[[ TASK INPUTS, beginning ]]

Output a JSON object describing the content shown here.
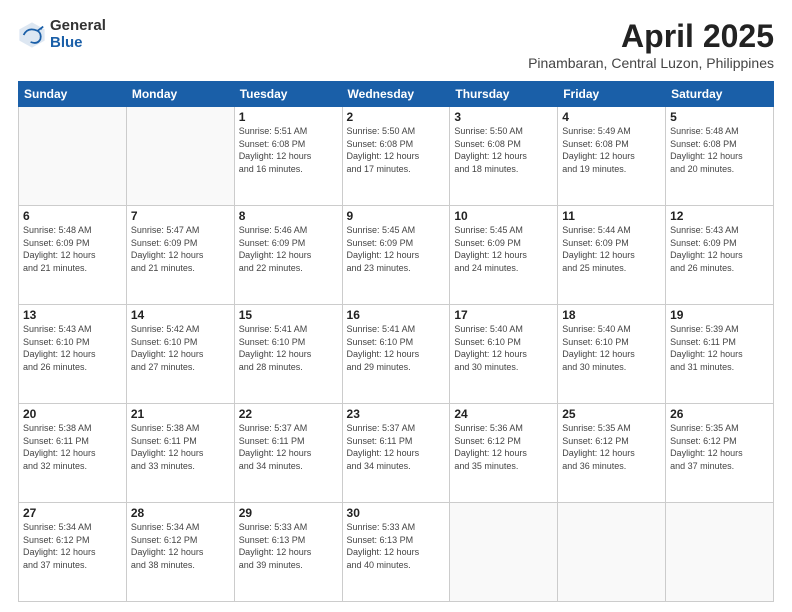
{
  "logo": {
    "general": "General",
    "blue": "Blue"
  },
  "header": {
    "title": "April 2025",
    "subtitle": "Pinambaran, Central Luzon, Philippines"
  },
  "weekdays": [
    "Sunday",
    "Monday",
    "Tuesday",
    "Wednesday",
    "Thursday",
    "Friday",
    "Saturday"
  ],
  "weeks": [
    [
      {
        "day": "",
        "info": ""
      },
      {
        "day": "",
        "info": ""
      },
      {
        "day": "1",
        "info": "Sunrise: 5:51 AM\nSunset: 6:08 PM\nDaylight: 12 hours\nand 16 minutes."
      },
      {
        "day": "2",
        "info": "Sunrise: 5:50 AM\nSunset: 6:08 PM\nDaylight: 12 hours\nand 17 minutes."
      },
      {
        "day": "3",
        "info": "Sunrise: 5:50 AM\nSunset: 6:08 PM\nDaylight: 12 hours\nand 18 minutes."
      },
      {
        "day": "4",
        "info": "Sunrise: 5:49 AM\nSunset: 6:08 PM\nDaylight: 12 hours\nand 19 minutes."
      },
      {
        "day": "5",
        "info": "Sunrise: 5:48 AM\nSunset: 6:08 PM\nDaylight: 12 hours\nand 20 minutes."
      }
    ],
    [
      {
        "day": "6",
        "info": "Sunrise: 5:48 AM\nSunset: 6:09 PM\nDaylight: 12 hours\nand 21 minutes."
      },
      {
        "day": "7",
        "info": "Sunrise: 5:47 AM\nSunset: 6:09 PM\nDaylight: 12 hours\nand 21 minutes."
      },
      {
        "day": "8",
        "info": "Sunrise: 5:46 AM\nSunset: 6:09 PM\nDaylight: 12 hours\nand 22 minutes."
      },
      {
        "day": "9",
        "info": "Sunrise: 5:45 AM\nSunset: 6:09 PM\nDaylight: 12 hours\nand 23 minutes."
      },
      {
        "day": "10",
        "info": "Sunrise: 5:45 AM\nSunset: 6:09 PM\nDaylight: 12 hours\nand 24 minutes."
      },
      {
        "day": "11",
        "info": "Sunrise: 5:44 AM\nSunset: 6:09 PM\nDaylight: 12 hours\nand 25 minutes."
      },
      {
        "day": "12",
        "info": "Sunrise: 5:43 AM\nSunset: 6:09 PM\nDaylight: 12 hours\nand 26 minutes."
      }
    ],
    [
      {
        "day": "13",
        "info": "Sunrise: 5:43 AM\nSunset: 6:10 PM\nDaylight: 12 hours\nand 26 minutes."
      },
      {
        "day": "14",
        "info": "Sunrise: 5:42 AM\nSunset: 6:10 PM\nDaylight: 12 hours\nand 27 minutes."
      },
      {
        "day": "15",
        "info": "Sunrise: 5:41 AM\nSunset: 6:10 PM\nDaylight: 12 hours\nand 28 minutes."
      },
      {
        "day": "16",
        "info": "Sunrise: 5:41 AM\nSunset: 6:10 PM\nDaylight: 12 hours\nand 29 minutes."
      },
      {
        "day": "17",
        "info": "Sunrise: 5:40 AM\nSunset: 6:10 PM\nDaylight: 12 hours\nand 30 minutes."
      },
      {
        "day": "18",
        "info": "Sunrise: 5:40 AM\nSunset: 6:10 PM\nDaylight: 12 hours\nand 30 minutes."
      },
      {
        "day": "19",
        "info": "Sunrise: 5:39 AM\nSunset: 6:11 PM\nDaylight: 12 hours\nand 31 minutes."
      }
    ],
    [
      {
        "day": "20",
        "info": "Sunrise: 5:38 AM\nSunset: 6:11 PM\nDaylight: 12 hours\nand 32 minutes."
      },
      {
        "day": "21",
        "info": "Sunrise: 5:38 AM\nSunset: 6:11 PM\nDaylight: 12 hours\nand 33 minutes."
      },
      {
        "day": "22",
        "info": "Sunrise: 5:37 AM\nSunset: 6:11 PM\nDaylight: 12 hours\nand 34 minutes."
      },
      {
        "day": "23",
        "info": "Sunrise: 5:37 AM\nSunset: 6:11 PM\nDaylight: 12 hours\nand 34 minutes."
      },
      {
        "day": "24",
        "info": "Sunrise: 5:36 AM\nSunset: 6:12 PM\nDaylight: 12 hours\nand 35 minutes."
      },
      {
        "day": "25",
        "info": "Sunrise: 5:35 AM\nSunset: 6:12 PM\nDaylight: 12 hours\nand 36 minutes."
      },
      {
        "day": "26",
        "info": "Sunrise: 5:35 AM\nSunset: 6:12 PM\nDaylight: 12 hours\nand 37 minutes."
      }
    ],
    [
      {
        "day": "27",
        "info": "Sunrise: 5:34 AM\nSunset: 6:12 PM\nDaylight: 12 hours\nand 37 minutes."
      },
      {
        "day": "28",
        "info": "Sunrise: 5:34 AM\nSunset: 6:12 PM\nDaylight: 12 hours\nand 38 minutes."
      },
      {
        "day": "29",
        "info": "Sunrise: 5:33 AM\nSunset: 6:13 PM\nDaylight: 12 hours\nand 39 minutes."
      },
      {
        "day": "30",
        "info": "Sunrise: 5:33 AM\nSunset: 6:13 PM\nDaylight: 12 hours\nand 40 minutes."
      },
      {
        "day": "",
        "info": ""
      },
      {
        "day": "",
        "info": ""
      },
      {
        "day": "",
        "info": ""
      }
    ]
  ]
}
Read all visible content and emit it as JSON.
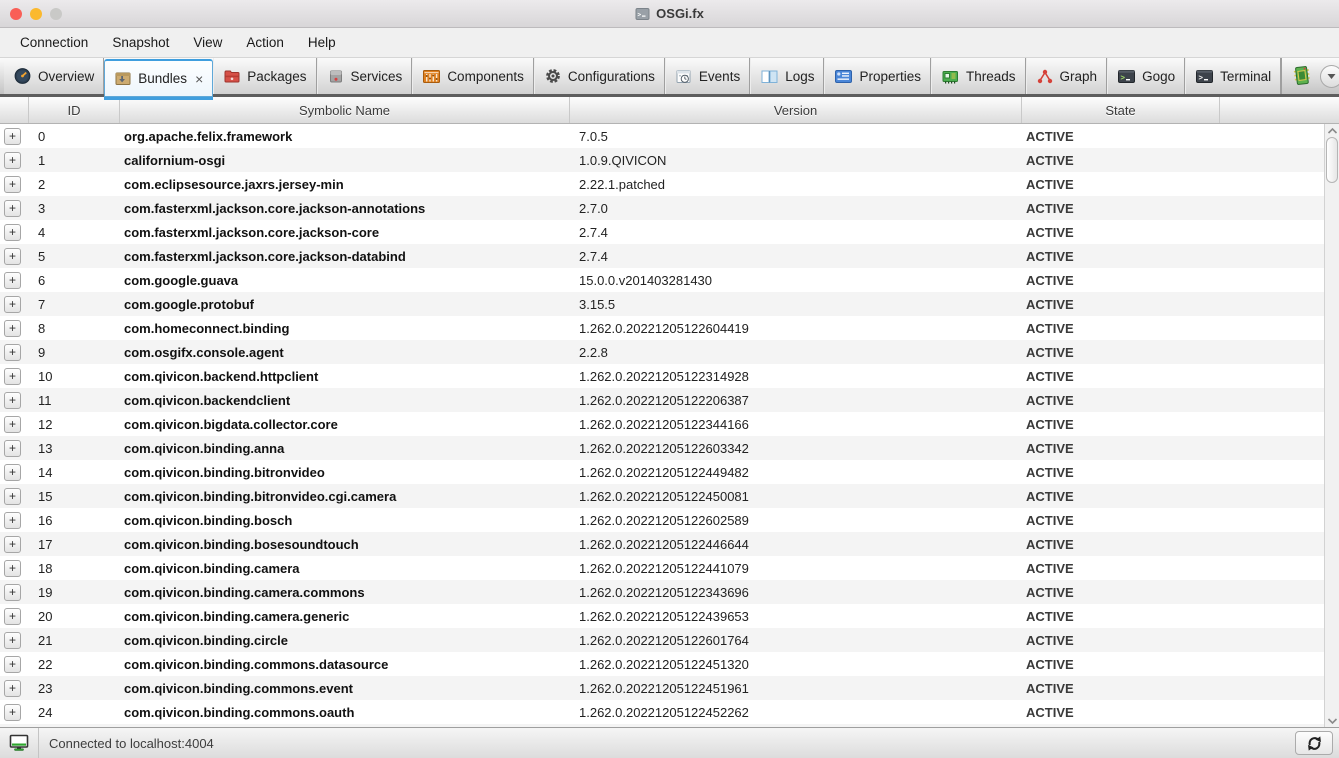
{
  "window": {
    "title": "OSGi.fx"
  },
  "traffic_lights": {
    "red": "#f95f57",
    "yellow": "#fbb92e",
    "disabled": "#c9c9c7"
  },
  "menu": {
    "items": [
      "Connection",
      "Snapshot",
      "View",
      "Action",
      "Help"
    ]
  },
  "tabbar": {
    "close_label": "×",
    "tabs": [
      {
        "label": "Overview",
        "icon": "overview-gauge-icon",
        "active": false
      },
      {
        "label": "Bundles",
        "icon": "bundles-package-icon",
        "active": true,
        "closable": true
      },
      {
        "label": "Packages",
        "icon": "packages-folder-icon",
        "active": false
      },
      {
        "label": "Services",
        "icon": "services-box-icon",
        "active": false
      },
      {
        "label": "Components",
        "icon": "components-abacus-icon",
        "active": false
      },
      {
        "label": "Configurations",
        "icon": "configurations-gear-icon",
        "active": false
      },
      {
        "label": "Events",
        "icon": "events-calendar-icon",
        "active": false
      },
      {
        "label": "Logs",
        "icon": "logs-book-icon",
        "active": false
      },
      {
        "label": "Properties",
        "icon": "properties-list-icon",
        "active": false
      },
      {
        "label": "Threads",
        "icon": "threads-card-icon",
        "active": false
      },
      {
        "label": "Graph",
        "icon": "graph-nodes-icon",
        "active": false
      },
      {
        "label": "Gogo",
        "icon": "gogo-terminal-icon",
        "active": false
      },
      {
        "label": "Terminal",
        "icon": "terminal-icon",
        "active": false
      }
    ]
  },
  "table": {
    "expander_label": "+",
    "columns": [
      {
        "key": "expander",
        "label": ""
      },
      {
        "key": "id",
        "label": "ID"
      },
      {
        "key": "name",
        "label": "Symbolic Name"
      },
      {
        "key": "version",
        "label": "Version"
      },
      {
        "key": "state",
        "label": "State"
      },
      {
        "key": "filler",
        "label": ""
      }
    ],
    "rows": [
      {
        "id": "0",
        "name": "org.apache.felix.framework",
        "version": "7.0.5",
        "state": "ACTIVE"
      },
      {
        "id": "1",
        "name": "californium-osgi",
        "version": "1.0.9.QIVICON",
        "state": "ACTIVE"
      },
      {
        "id": "2",
        "name": "com.eclipsesource.jaxrs.jersey-min",
        "version": "2.22.1.patched",
        "state": "ACTIVE"
      },
      {
        "id": "3",
        "name": "com.fasterxml.jackson.core.jackson-annotations",
        "version": "2.7.0",
        "state": "ACTIVE"
      },
      {
        "id": "4",
        "name": "com.fasterxml.jackson.core.jackson-core",
        "version": "2.7.4",
        "state": "ACTIVE"
      },
      {
        "id": "5",
        "name": "com.fasterxml.jackson.core.jackson-databind",
        "version": "2.7.4",
        "state": "ACTIVE"
      },
      {
        "id": "6",
        "name": "com.google.guava",
        "version": "15.0.0.v201403281430",
        "state": "ACTIVE"
      },
      {
        "id": "7",
        "name": "com.google.protobuf",
        "version": "3.15.5",
        "state": "ACTIVE"
      },
      {
        "id": "8",
        "name": "com.homeconnect.binding",
        "version": "1.262.0.20221205122604419",
        "state": "ACTIVE"
      },
      {
        "id": "9",
        "name": "com.osgifx.console.agent",
        "version": "2.2.8",
        "state": "ACTIVE"
      },
      {
        "id": "10",
        "name": "com.qivicon.backend.httpclient",
        "version": "1.262.0.20221205122314928",
        "state": "ACTIVE"
      },
      {
        "id": "11",
        "name": "com.qivicon.backendclient",
        "version": "1.262.0.20221205122206387",
        "state": "ACTIVE"
      },
      {
        "id": "12",
        "name": "com.qivicon.bigdata.collector.core",
        "version": "1.262.0.20221205122344166",
        "state": "ACTIVE"
      },
      {
        "id": "13",
        "name": "com.qivicon.binding.anna",
        "version": "1.262.0.20221205122603342",
        "state": "ACTIVE"
      },
      {
        "id": "14",
        "name": "com.qivicon.binding.bitronvideo",
        "version": "1.262.0.20221205122449482",
        "state": "ACTIVE"
      },
      {
        "id": "15",
        "name": "com.qivicon.binding.bitronvideo.cgi.camera",
        "version": "1.262.0.20221205122450081",
        "state": "ACTIVE"
      },
      {
        "id": "16",
        "name": "com.qivicon.binding.bosch",
        "version": "1.262.0.20221205122602589",
        "state": "ACTIVE"
      },
      {
        "id": "17",
        "name": "com.qivicon.binding.bosesoundtouch",
        "version": "1.262.0.20221205122446644",
        "state": "ACTIVE"
      },
      {
        "id": "18",
        "name": "com.qivicon.binding.camera",
        "version": "1.262.0.20221205122441079",
        "state": "ACTIVE"
      },
      {
        "id": "19",
        "name": "com.qivicon.binding.camera.commons",
        "version": "1.262.0.20221205122343696",
        "state": "ACTIVE"
      },
      {
        "id": "20",
        "name": "com.qivicon.binding.camera.generic",
        "version": "1.262.0.20221205122439653",
        "state": "ACTIVE"
      },
      {
        "id": "21",
        "name": "com.qivicon.binding.circle",
        "version": "1.262.0.20221205122601764",
        "state": "ACTIVE"
      },
      {
        "id": "22",
        "name": "com.qivicon.binding.commons.datasource",
        "version": "1.262.0.20221205122451320",
        "state": "ACTIVE"
      },
      {
        "id": "23",
        "name": "com.qivicon.binding.commons.event",
        "version": "1.262.0.20221205122451961",
        "state": "ACTIVE"
      },
      {
        "id": "24",
        "name": "com.qivicon.binding.commons.oauth",
        "version": "1.262.0.20221205122452262",
        "state": "ACTIVE"
      }
    ]
  },
  "statusbar": {
    "connection_text": "Connected to localhost:4004"
  },
  "colors": {
    "accent_blue": "#3f9ede"
  }
}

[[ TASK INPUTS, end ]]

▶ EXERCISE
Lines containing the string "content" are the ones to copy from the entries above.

▶ ANSWER SPACE
Output a JSON object describing the content shown here.
Read all visible content and emit it as JSON.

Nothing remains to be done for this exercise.